NEW YORK (Reuters) - The New York Times Co. said it will get a $250 million investment from one of the world’s richest men, Mexican billionaire Carlos Slim, a move that will give the company much-needed time to clear financial hurdles.
Slim, 68, who already owns 6.9 percent of the Times’s stock, will receive warrants in the company that could give him an eventual 17 percent interest in the publisher.
That would make him one of the largest shareholders in the venerable newspaper publisher, following the Ochs-Sulzberger family that has controlled the company for more than 100 years. It is unclear what Slim’s eventual aim is with the company.
The investment comes at a critical time for The New York Times. The company, which owns the namesake newspaper as well as The Boston Globe and other local U.S. papers, is struggling to pay off more than $1.1 billion in debt in the next few years, even as advertising revenue deteriorates.
The Times has $46 million in cash, but faces a $400 million credit facility that expires in May. The company is trying to sell its stake in the holding company that controls the Boston Red Sox baseball team and might sell more properties.
Slim, the world’s second-richest man with a net worth of $60 billion, according to Forbes magazine, has not said what his eventual intention is with the Times. A spokesman on Sunday declined to answer questions, including whether Slim wants to eventually buy the Times.
The drop in advertising revenue at publishing companies has partly come from a fundamental change in the way people read news. More people are getting it online for free and dropping print subscriptions. The world financial crisis has accentuated the fall in advertising revenue and media stocks have taken a battering.
The Times’s shares have dived 70 percent from their 12-month high of $21.14 in April 2008 to $6.41 on Friday.
Times Chief Financial Officer James Follo said Slim’s interest is purely financial, echoing a statement Slim made in September when he disclosed a 6.4 percent stake.
Slim approached the Times about an investment several months ago, Follo said.
The investment illustrates how newspapers are turning to rich patrons to give them a lifeline to keep producing journalism even as their own financial fortunes wane.
It is an unusual move for the Times, which has been controlled by the Ochs-Sulzberger family since 1896 through a special class of shares. The family also owns about 20 percent of the company in publicly traded and special shares.
The Times had not allowed outsiders on its board until last year, when hedge fund Harbinger Capital Partners bought a stake about equal to that of the Sulzberger family. The fund dmanded the company give it representation and consider selling non-core properties to turn around its flagging stock price.
Under the terms of the deal, Slim will invest through his Banco Inbursa S.A., Institucion de Banca Multiple, Grupo Financiero Inbursa and Immobiliaria Carso.
“We believe that with the strength of The New York Times brand, its national and international reach, its potential for digital expansion and most of all, its world-class news and information, the Company will continue to be a leader in the media industry,” said Arturo Elias, director of Immobiliaria Carso and son-in-law of Slim.

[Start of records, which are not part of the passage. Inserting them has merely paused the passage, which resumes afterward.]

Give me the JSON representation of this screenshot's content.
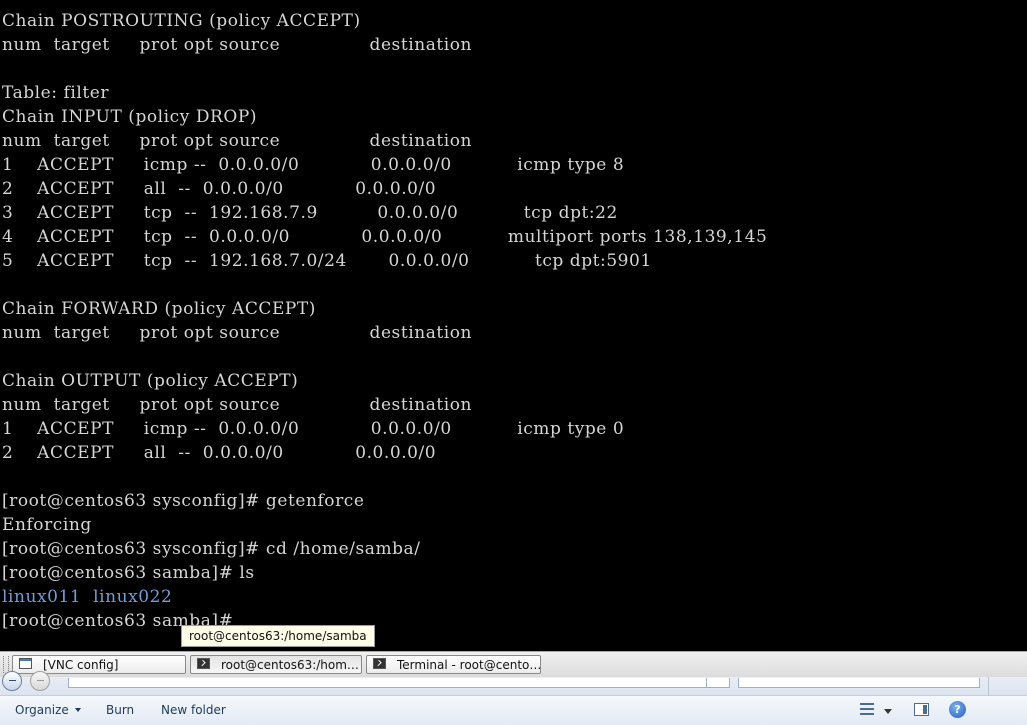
{
  "terminal": {
    "lines": [
      "Chain POSTROUTING (policy ACCEPT)",
      "num  target     prot opt source               destination",
      "",
      "Table: filter",
      "Chain INPUT (policy DROP)",
      "num  target     prot opt source               destination",
      "1    ACCEPT     icmp --  0.0.0.0/0            0.0.0.0/0           icmp type 8",
      "2    ACCEPT     all  --  0.0.0.0/0            0.0.0.0/0",
      "3    ACCEPT     tcp  --  192.168.7.9          0.0.0.0/0           tcp dpt:22",
      "4    ACCEPT     tcp  --  0.0.0.0/0            0.0.0.0/0           multiport ports 138,139,145",
      "5    ACCEPT     tcp  --  192.168.7.0/24       0.0.0.0/0           tcp dpt:5901",
      "",
      "Chain FORWARD (policy ACCEPT)",
      "num  target     prot opt source               destination",
      "",
      "Chain OUTPUT (policy ACCEPT)",
      "num  target     prot opt source               destination",
      "1    ACCEPT     icmp --  0.0.0.0/0            0.0.0.0/0           icmp type 0",
      "2    ACCEPT     all  --  0.0.0.0/0            0.0.0.0/0",
      "",
      "[root@centos63 sysconfig]# getenforce",
      "Enforcing",
      "[root@centos63 sysconfig]# cd /home/samba/",
      "[root@centos63 samba]# ls"
    ],
    "ls_output": [
      "linux011",
      "linux022"
    ],
    "prompt": "[root@centos63 samba]#",
    "colors": {
      "foreground": "#d6d6d6",
      "background": "#000000",
      "directory": "#6f9fd8"
    }
  },
  "tooltip": {
    "text": "root@centos63:/home/samba"
  },
  "taskbar": {
    "tasks": [
      {
        "label": "[VNC config]",
        "icon": "window-icon"
      },
      {
        "label": "root@centos63:/hom…",
        "icon": "terminal-icon"
      },
      {
        "label": "Terminal - root@cento…",
        "icon": "terminal-icon"
      }
    ]
  },
  "explorer": {
    "commands": {
      "organize": "Organize",
      "burn": "Burn",
      "new_folder": "New folder"
    },
    "help_glyph": "?"
  }
}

Slim would receive notes due in 2015 with warrants convertible into common shares, the Times said in a statement. The notes carry a 14 percent interest rate, with 11 percent paid in cash and 3 percent in accrued interest.
The warrants are for 15.9 million Class A shares with a price of about $6.35. Once converted into stock, they would give Slim a 17-percent stake in the company, in addition to the shares he owns now.
If he endorses the Times management’s way of doing business, he and the Sulzbergers could be a bulwark against dissident shareholders, allowing the company to try to reinvent itself on its own terms.
Slim wields immense political and economic power in Mexico, where he built a telecommunications empire on America Movil, the largest cell phone operator in Latin America, and Telefonos de Mexico -- or Telmex -- the largest Mexican fixed-line phone company.
While known to much of the rest of the world as a philanthropist in the past several years, he has fought charges of monopolistic practices that his detractors say were essentially sanctioned by the Mexican government.
News that Slim would invest in the Times beyond his stock stake was reported in The Wall Street Journal on Saturday.